The 2002 Young Hollywood Superstar of Tomorrow was put on the mainstreams of Hollywood in the following year when director Adam Shankman had him play Mandy Moore’s love interest in the teen drama A Walk to Remember. The film was a blockbuster smash hit, grossing $41 million in the United States. As for West, he got much attention following the enormous publicity surrounding the pop superstar status of Mandy Moore and won a Teen Choice for Choice Chemistry (shared with Moore).
In 2003, West found himself acting opposite Sean Connery in the promisingly but ultimately inadequate comic book adventure The League of Extraordinary Gentlemen, portraying an adult Tom Sawyer who is now a U.S. espionage agent. He returned to series TV in the next year by joining the cast of the NBC long-running medical drama “ER” (2004-?) in the regular role of intern Dr. Ray Barnett.
The 28-year-old actor is scheduled to star in two films in 2006. He first will portray Darby Crash, a member of the 1970s punk group The Germs, in the independent biopic What We Do Is Secret, directed by Rodger Grossman and co-stars Bijou Phillips. Next up, he is going to team up with Leelee Sobieski, Rade Serbedzija and Eric Balfour for the upcoming comedy The Elder Son, for director/writer Marius Balchunas.
In addition to acting, West also shows an interest on music.

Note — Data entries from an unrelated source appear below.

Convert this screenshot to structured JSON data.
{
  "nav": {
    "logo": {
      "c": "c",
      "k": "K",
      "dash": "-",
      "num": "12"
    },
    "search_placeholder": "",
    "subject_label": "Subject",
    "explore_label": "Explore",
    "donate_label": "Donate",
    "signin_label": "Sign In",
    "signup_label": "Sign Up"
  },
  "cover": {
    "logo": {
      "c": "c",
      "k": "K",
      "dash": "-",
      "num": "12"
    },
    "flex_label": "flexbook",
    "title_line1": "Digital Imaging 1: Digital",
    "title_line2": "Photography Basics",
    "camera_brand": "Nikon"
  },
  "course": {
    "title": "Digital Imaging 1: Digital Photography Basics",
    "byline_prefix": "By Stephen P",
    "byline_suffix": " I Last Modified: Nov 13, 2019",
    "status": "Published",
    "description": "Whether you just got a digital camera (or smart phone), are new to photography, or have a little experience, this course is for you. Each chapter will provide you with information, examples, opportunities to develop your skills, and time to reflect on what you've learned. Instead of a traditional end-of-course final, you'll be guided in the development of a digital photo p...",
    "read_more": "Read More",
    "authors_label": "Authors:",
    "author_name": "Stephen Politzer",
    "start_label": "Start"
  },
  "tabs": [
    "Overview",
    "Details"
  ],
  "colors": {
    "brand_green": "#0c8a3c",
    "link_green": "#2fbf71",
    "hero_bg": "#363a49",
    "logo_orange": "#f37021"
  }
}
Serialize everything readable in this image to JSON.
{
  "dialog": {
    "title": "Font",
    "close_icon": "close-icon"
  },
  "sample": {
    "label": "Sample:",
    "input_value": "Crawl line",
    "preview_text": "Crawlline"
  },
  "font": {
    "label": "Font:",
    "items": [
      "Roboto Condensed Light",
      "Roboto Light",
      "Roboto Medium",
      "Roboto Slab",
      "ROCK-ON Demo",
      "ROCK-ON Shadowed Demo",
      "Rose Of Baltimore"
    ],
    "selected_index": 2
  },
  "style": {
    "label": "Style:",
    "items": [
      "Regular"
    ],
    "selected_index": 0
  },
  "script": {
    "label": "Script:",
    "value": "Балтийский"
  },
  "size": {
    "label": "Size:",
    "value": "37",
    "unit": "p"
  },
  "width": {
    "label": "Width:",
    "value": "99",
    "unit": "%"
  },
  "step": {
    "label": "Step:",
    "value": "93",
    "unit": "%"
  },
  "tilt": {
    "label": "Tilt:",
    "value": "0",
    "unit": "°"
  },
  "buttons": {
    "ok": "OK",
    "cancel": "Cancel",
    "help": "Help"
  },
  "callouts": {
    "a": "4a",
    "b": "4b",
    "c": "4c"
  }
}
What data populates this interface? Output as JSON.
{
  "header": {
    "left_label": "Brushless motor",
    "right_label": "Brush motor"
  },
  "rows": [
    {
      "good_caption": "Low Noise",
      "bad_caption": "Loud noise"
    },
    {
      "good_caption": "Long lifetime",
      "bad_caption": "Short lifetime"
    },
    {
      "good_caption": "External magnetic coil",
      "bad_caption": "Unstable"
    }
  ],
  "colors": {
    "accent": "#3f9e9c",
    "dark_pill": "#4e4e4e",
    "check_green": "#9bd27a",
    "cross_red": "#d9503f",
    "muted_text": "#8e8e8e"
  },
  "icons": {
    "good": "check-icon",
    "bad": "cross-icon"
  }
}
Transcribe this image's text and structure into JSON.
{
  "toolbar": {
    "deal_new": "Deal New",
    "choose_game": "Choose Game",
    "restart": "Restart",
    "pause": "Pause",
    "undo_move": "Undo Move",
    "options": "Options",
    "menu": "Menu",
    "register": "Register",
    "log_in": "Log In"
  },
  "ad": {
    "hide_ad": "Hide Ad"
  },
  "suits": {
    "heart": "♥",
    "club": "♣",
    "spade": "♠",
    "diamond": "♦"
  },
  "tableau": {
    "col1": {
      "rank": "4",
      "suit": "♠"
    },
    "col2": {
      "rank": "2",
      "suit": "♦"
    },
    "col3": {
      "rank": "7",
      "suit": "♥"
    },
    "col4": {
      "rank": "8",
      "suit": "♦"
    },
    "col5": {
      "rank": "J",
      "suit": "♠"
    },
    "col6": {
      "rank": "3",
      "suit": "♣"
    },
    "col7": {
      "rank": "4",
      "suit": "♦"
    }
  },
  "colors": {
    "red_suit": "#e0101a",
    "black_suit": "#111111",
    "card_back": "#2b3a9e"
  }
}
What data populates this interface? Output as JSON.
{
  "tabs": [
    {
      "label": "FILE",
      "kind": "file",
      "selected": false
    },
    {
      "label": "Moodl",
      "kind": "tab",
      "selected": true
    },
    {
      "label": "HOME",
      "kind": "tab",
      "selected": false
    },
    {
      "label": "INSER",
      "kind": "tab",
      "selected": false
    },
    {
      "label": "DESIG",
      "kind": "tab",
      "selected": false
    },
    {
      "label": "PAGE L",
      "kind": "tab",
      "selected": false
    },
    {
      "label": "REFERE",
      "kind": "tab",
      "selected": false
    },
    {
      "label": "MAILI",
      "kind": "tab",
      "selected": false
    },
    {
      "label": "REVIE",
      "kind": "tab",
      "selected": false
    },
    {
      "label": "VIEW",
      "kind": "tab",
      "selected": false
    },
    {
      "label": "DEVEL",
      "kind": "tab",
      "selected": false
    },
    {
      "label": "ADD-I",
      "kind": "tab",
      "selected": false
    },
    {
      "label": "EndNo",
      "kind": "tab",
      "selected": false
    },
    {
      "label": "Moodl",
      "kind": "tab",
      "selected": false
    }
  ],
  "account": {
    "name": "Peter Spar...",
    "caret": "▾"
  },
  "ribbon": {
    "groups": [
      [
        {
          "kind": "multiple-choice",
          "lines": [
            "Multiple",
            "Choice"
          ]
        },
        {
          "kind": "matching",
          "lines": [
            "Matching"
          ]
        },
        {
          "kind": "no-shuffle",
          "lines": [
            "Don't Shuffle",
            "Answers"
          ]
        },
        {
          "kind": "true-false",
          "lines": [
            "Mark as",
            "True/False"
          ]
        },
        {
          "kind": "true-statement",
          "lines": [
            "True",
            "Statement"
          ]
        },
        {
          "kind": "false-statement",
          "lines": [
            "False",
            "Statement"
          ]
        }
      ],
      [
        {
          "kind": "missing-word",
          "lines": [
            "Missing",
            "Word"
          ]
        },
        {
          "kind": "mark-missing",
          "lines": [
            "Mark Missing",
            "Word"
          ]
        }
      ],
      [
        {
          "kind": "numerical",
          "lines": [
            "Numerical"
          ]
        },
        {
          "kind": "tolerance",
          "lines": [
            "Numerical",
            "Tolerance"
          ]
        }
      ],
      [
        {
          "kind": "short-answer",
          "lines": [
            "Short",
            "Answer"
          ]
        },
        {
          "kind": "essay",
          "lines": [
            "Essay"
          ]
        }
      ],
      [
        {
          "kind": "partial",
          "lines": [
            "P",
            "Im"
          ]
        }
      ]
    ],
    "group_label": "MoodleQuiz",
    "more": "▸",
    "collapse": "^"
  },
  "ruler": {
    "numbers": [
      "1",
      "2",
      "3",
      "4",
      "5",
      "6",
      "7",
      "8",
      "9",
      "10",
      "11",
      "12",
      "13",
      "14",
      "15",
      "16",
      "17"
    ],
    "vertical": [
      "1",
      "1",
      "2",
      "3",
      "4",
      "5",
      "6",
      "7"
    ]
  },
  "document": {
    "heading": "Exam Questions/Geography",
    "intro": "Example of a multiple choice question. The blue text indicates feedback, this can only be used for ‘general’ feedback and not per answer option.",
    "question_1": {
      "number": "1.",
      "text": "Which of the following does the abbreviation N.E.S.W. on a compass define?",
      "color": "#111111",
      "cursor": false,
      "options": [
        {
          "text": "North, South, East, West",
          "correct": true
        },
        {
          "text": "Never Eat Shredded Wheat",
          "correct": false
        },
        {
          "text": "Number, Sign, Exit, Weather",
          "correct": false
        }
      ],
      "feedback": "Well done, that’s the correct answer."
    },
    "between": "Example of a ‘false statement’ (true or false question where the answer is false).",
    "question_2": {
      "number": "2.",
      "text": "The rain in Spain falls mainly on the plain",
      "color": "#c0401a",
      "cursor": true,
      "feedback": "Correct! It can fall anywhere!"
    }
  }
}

He writes and plays the guitar for a band named Jonny Was, formerly known as Average Jo. The rock band performs in clubs in Los Angeles and the OC. One of his songs, “So What Does It All Mean?,” was featured in the soundtrack of his film, A Walk to Remember (2002). He also becomes the member of the newly reunited punk band, The Germs, replacing the late Darby Crash.